More application tips
- Rank only hospitals you can see yourself working in. If you've already concluded you absolutely hate a certain town/hospital and you still rank that place, you may very well end up there if your top choices don't work out. It's really pointless (says me, personal opinion) to work in a place that makes you miserable; 3-5 years isn't exactly a short time. Sometimes it's best to scramble into something else.
- Rank them according to how much you like them. And not based on how much you think they like you, or your chances of getting in. If you understand how the match algorithm works, just because you didn't rank a place that is more likely to take you higher does not penalize against you; if your top choice did not accept you, then your next automatically becomes your top choice, and your rank order list carries more weight than theirs. Aim high.
- Along the lines of the above, remember everyone has different values and priorities. So, when ranking the program, do consider the big picture. Don't rank a place just based entirely on prestige. Things like quality of life, size of city, location are factors as well that you need to consider, especially if you're going to be far away from home, loved ones and may become homesick. Talk to family; ask them for their opinion.
- Pray, PRAY really hard to not get any messages on Unmatch Day. But plan to have easy access to emails and a phone on that day, in case you really do have to scramble and make immediate calls to secure a position. Never done it myself but I've been told open spots disappear by the minute.

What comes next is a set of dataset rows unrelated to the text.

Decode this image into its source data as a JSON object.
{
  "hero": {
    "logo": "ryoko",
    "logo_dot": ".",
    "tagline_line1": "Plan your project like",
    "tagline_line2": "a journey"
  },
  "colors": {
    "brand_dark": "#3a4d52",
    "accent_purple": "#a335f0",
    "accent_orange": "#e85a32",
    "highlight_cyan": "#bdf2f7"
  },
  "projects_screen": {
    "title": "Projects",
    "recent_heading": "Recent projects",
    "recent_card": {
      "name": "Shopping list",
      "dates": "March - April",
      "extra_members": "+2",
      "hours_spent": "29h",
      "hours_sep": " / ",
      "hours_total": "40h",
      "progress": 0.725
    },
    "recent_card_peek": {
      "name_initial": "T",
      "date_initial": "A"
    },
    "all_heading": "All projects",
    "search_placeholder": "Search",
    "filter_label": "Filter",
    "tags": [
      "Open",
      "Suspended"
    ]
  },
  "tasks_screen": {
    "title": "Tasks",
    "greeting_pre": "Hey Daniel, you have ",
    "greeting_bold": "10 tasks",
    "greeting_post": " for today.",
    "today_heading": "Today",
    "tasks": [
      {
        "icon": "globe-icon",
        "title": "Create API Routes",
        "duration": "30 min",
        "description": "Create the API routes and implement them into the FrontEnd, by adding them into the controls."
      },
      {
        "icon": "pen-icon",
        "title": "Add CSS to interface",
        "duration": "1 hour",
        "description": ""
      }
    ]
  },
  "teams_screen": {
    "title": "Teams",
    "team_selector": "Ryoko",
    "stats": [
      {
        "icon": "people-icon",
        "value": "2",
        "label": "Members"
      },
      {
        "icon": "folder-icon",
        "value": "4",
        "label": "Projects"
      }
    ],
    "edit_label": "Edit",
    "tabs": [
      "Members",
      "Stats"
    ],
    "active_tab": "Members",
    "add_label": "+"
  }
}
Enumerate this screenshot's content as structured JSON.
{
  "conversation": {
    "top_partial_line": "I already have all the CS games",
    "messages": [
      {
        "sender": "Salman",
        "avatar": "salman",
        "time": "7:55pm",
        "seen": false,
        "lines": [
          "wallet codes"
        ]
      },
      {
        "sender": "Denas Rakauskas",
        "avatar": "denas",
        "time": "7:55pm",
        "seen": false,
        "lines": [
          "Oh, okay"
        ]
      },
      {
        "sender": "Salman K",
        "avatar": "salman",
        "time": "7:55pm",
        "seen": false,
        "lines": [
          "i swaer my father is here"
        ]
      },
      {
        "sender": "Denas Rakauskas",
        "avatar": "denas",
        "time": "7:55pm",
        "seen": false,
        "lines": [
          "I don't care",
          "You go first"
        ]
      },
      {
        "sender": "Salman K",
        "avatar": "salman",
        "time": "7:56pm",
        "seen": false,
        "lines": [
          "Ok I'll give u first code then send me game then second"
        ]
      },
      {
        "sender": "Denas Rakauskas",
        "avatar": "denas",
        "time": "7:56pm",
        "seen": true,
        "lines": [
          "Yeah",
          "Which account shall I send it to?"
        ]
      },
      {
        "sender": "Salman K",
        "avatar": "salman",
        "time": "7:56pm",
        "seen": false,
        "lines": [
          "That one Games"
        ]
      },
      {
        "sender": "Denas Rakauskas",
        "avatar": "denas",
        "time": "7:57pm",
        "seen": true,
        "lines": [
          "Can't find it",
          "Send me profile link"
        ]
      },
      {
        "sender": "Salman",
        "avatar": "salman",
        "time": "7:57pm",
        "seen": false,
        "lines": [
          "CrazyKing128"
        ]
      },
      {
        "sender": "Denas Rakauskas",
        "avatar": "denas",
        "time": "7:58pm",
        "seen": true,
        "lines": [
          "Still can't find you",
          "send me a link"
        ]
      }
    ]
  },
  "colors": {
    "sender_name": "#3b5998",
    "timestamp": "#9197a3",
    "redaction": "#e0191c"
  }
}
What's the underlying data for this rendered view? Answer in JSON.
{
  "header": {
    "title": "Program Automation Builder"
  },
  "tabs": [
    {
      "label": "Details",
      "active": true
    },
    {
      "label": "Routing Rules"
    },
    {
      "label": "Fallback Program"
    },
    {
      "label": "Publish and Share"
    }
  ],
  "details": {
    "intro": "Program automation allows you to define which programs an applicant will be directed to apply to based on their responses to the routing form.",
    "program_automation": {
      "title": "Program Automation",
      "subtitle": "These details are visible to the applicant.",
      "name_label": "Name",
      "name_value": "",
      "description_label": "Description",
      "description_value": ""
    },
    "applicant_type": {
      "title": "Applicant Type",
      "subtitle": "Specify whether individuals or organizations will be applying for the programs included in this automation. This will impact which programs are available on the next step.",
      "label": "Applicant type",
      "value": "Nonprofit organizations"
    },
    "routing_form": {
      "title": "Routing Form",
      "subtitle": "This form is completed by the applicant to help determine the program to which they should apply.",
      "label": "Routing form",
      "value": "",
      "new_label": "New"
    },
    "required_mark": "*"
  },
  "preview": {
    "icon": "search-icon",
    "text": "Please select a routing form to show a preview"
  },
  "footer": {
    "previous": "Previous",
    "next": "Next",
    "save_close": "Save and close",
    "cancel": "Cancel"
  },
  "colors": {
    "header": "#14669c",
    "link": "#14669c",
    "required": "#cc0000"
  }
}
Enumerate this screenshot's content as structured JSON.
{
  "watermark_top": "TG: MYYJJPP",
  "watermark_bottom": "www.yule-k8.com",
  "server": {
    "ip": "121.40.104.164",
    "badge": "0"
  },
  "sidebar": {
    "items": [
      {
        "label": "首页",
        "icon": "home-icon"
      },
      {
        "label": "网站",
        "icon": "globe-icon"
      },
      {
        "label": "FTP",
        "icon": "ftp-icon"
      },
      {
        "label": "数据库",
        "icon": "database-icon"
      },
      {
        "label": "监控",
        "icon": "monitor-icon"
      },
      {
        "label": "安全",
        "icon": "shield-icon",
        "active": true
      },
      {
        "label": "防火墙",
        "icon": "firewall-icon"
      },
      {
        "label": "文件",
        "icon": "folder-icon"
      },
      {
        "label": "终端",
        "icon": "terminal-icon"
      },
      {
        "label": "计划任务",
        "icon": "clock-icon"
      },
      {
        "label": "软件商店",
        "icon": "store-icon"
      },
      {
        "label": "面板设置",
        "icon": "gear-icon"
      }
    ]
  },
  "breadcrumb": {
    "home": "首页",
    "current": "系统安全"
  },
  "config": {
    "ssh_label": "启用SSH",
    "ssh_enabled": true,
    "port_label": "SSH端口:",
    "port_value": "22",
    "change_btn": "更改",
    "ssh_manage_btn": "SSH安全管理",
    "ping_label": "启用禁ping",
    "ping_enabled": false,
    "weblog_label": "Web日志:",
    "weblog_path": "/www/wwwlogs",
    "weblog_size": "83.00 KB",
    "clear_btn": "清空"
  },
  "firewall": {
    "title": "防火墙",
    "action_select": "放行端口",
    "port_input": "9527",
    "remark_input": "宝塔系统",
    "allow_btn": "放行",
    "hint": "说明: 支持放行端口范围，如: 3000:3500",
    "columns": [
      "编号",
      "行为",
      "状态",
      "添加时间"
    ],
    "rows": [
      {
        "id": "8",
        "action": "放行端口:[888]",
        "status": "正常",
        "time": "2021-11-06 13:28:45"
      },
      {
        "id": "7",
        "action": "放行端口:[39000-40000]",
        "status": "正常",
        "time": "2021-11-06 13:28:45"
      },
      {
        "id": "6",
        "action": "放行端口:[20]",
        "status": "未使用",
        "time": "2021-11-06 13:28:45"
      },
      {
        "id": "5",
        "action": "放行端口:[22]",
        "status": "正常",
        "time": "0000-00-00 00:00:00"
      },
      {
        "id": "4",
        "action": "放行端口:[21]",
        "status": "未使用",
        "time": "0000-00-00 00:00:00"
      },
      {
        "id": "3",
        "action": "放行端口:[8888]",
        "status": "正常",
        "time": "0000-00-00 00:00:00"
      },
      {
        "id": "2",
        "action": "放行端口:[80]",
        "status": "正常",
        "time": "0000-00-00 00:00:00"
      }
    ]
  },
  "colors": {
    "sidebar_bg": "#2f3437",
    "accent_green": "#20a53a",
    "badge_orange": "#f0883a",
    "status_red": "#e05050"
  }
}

Do not waste time. Especially if you're in the other side of the world- doesn't matter if it's bedtime; WAKE UP and check your emails for word. Don't wait until it's 8 am your end to start calling.
- Though you want to avoid it, being unmatched isn't the end of the world. You can always scramble and though it might not be your top choice, you never know how things may turn out. I know several people who were unmatched, who are now in OB, or GI or some other residency and they're happy doing what they're doing.
- At the end of the interview trail (before the dateline for the Rank Order List) do take the time to send written thank-you notes. Maybe not to all the programs, but certainly most. It's a lot more sincere, polite and leaves a bigger impression, than an email. And eventhough you may sooner end up in the Arctic wearing only your boxers, do show some enthuasiasm in your thank you notes and say something positive about that place that invited you for the interview.